     A few miles from Fly my rear tire went flat. I stopped and pumped it up, hoping that it was a slow leak. In another mile it was flat again.

     I stopped at a bridge where I could sit on a concrete ledge while I patched the tube. Did you know that they now put a green oozy slime inside of bicycle tubes now so that you can see where a hole is? It was news to me.

    I’d come equipped for this contingency, but it was an aggravation that took about fifteen minutes. Although I could see some green stuff of the other side of the tube from the hole I was patching, I thought it came from the same hole.

      My patch job proved ineffective, and my tire soon went flat. Being only about a mile from the road to Fly, and being hungry and cranky, I decided to push the bike to Fly and eat something. After that I could see if I could fix the leak or else call Cynthia to pick me up there. I’m happy to report that no cyclists saw me pushing.

     The attempted tube repair and the two miles of pushing put me an hour-and-a-half behind schedule. It was 2:30 when I reached the Fly General Store.

     If you ever have the opportunity, by all means go to the Fly General Store. Like Collinwood, it is a vanishing fragment of Americana. It’s a small wooden building with gas pumps and a little bit of a lot of things inside. It’s like the country stores I frequented as a kid. While there I spoke with a pretty British woman who said the store was like one her grandmother had operated.

     They also had the best ham and American cheese on white bread sandwich which I’ve ever devoured, and an air pump which saved my arm some exertion.

     My cell phone wouldn’t get a signal, but a friendly customer whose would let me use hers, and I was able to leave a message on the cell of Cynthia who was en route to Nashville.
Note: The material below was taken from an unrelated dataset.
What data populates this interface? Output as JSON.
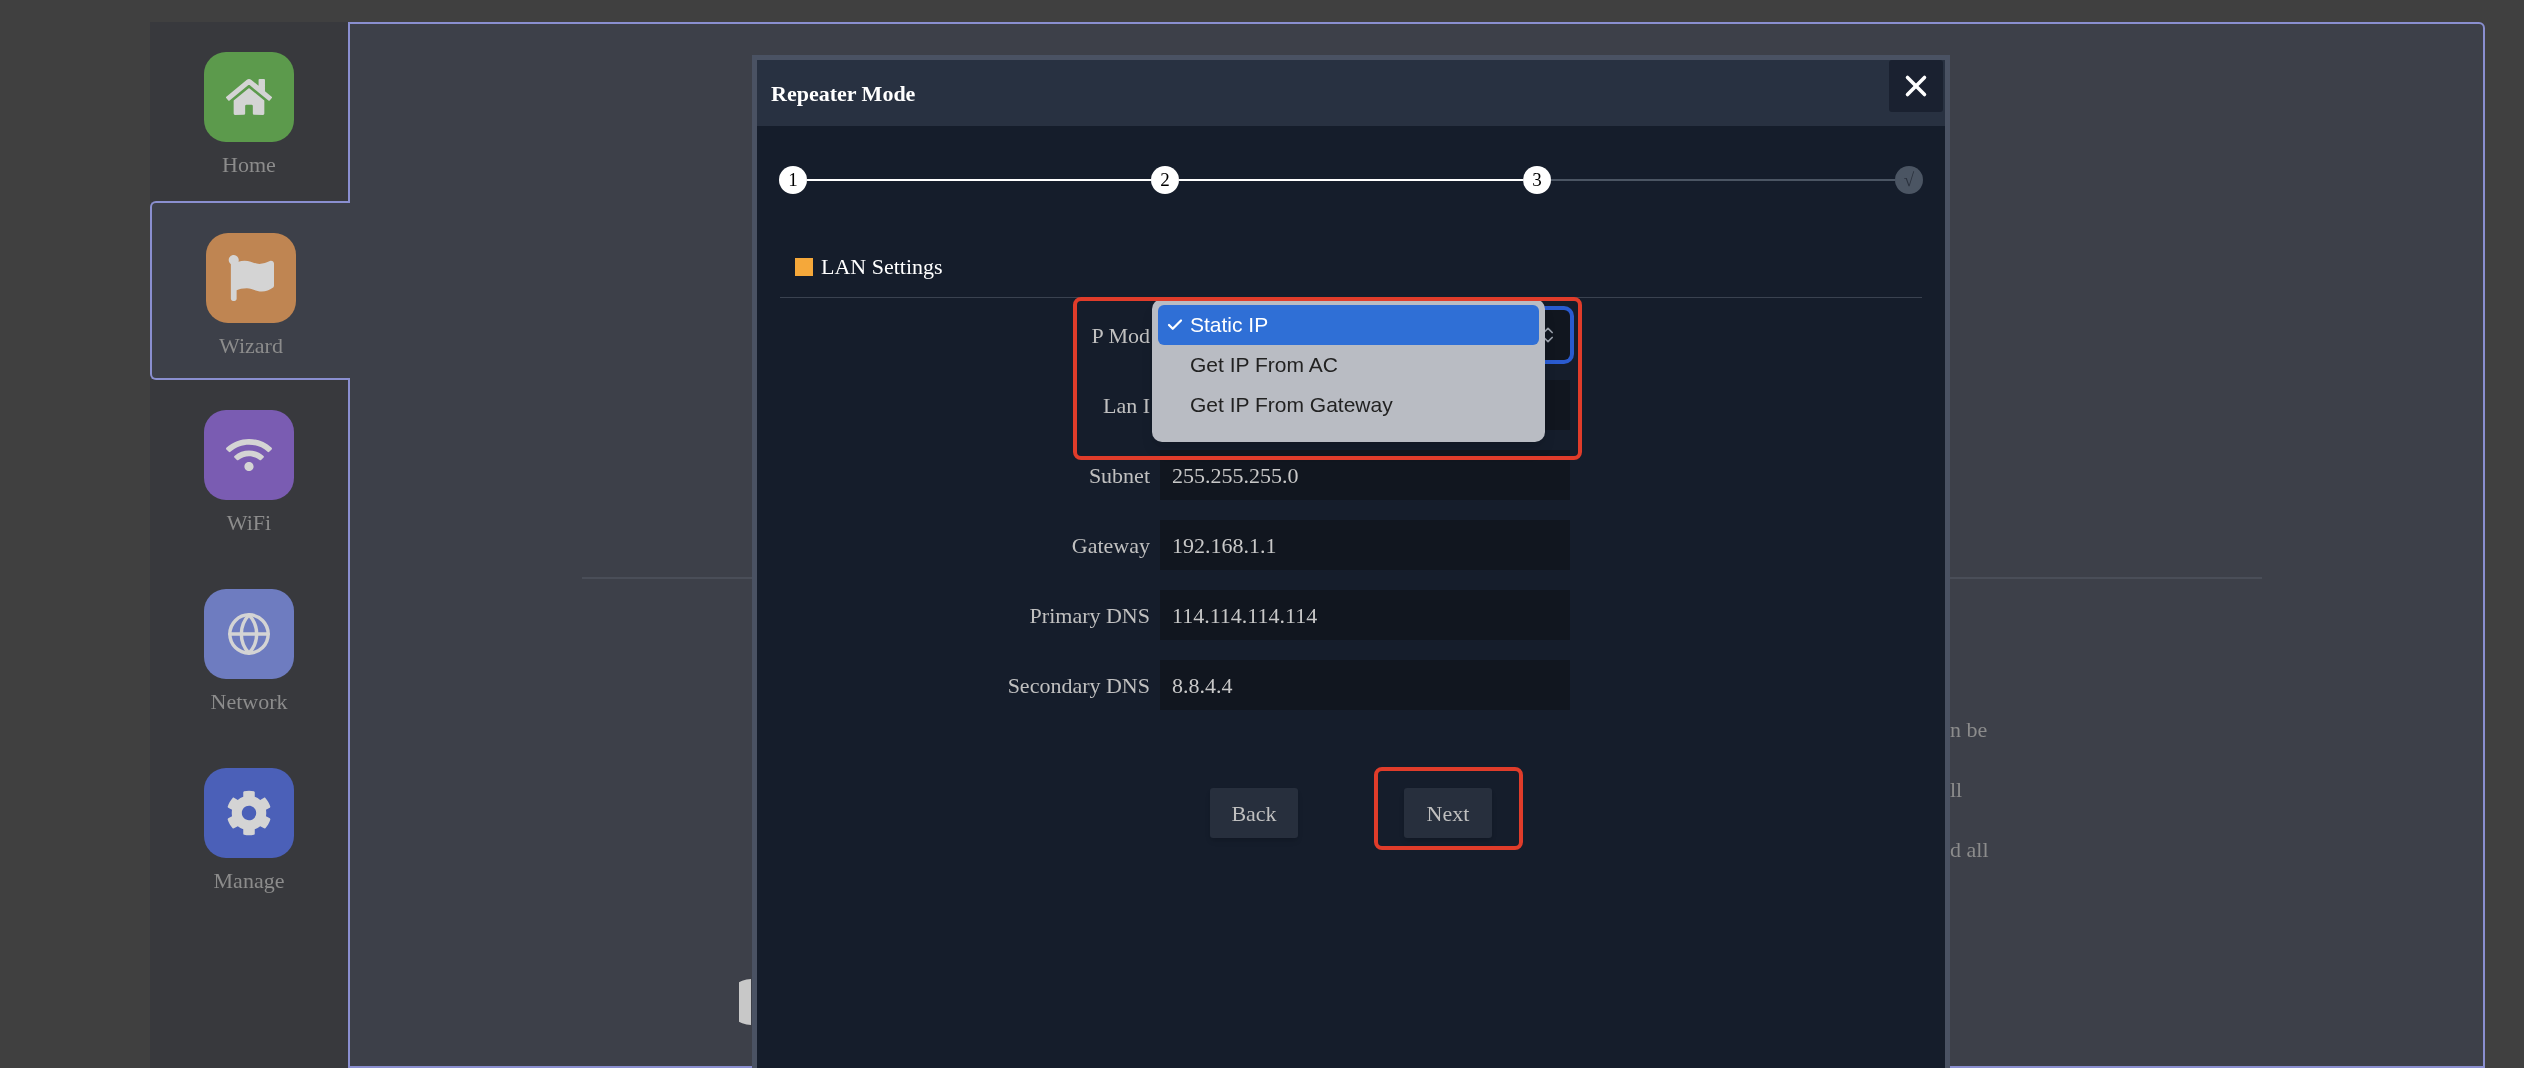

The elderly and gracious Mr. Fly let me leave her the store’s land line number. (Fly is named not after the insect, nor because it is phat, but after the Fly family, whose French ancestor fought with LaFayette during the American Revolution and was given a large land grant in which is now Fly. Other than the store and a lumber yard, there are no other businesses in Fly.)

     After the sandwich, I took the tube off again and discovered that there were inexplicably (at least to me) four holes going all the way around the tube at the spot where I’d patched the first one. A much larger patch and Mr. Fly’s air did the trick.

     While I was patching the tire, Cynthia called and I told her she’d need to ride down the Trace when she got to Nashville and find me there or, worst case scenario, sitting outside the Fly General Store which closed at 5:00.

     It was four o’clock when I got back on the Trace and pedaled as fast as my knee would permit. It was indeed getting really cold and dark when she found me seventeen miles from Nashville.

     If you’re ever in Nashville and especially if you’re staying at the Vanderbilt Courtyard by Marriott, I recommend the Midtown Café, a wonderful upscale restaurant in what looks like a large old tool shed right across the street, a blessing to me since I could barely walk. Our waitress was a twenty year veteran who knew everything about the wares and was just plain fun. After martinis and a bottle of wine she insisted it was Tequila Time.

     There’s an eighty mile segment of the Trace from where I started this trip to Tupelo which I still haven’t ridden. I hope to do that this spring and then drive to Graceland.

1 comment:

  1. Hey Da,
    Glad you got the rest of it up. I really enjoyed it. Sounded like a great trip.

    One thing: You ought to repost the whole thing in order as one post.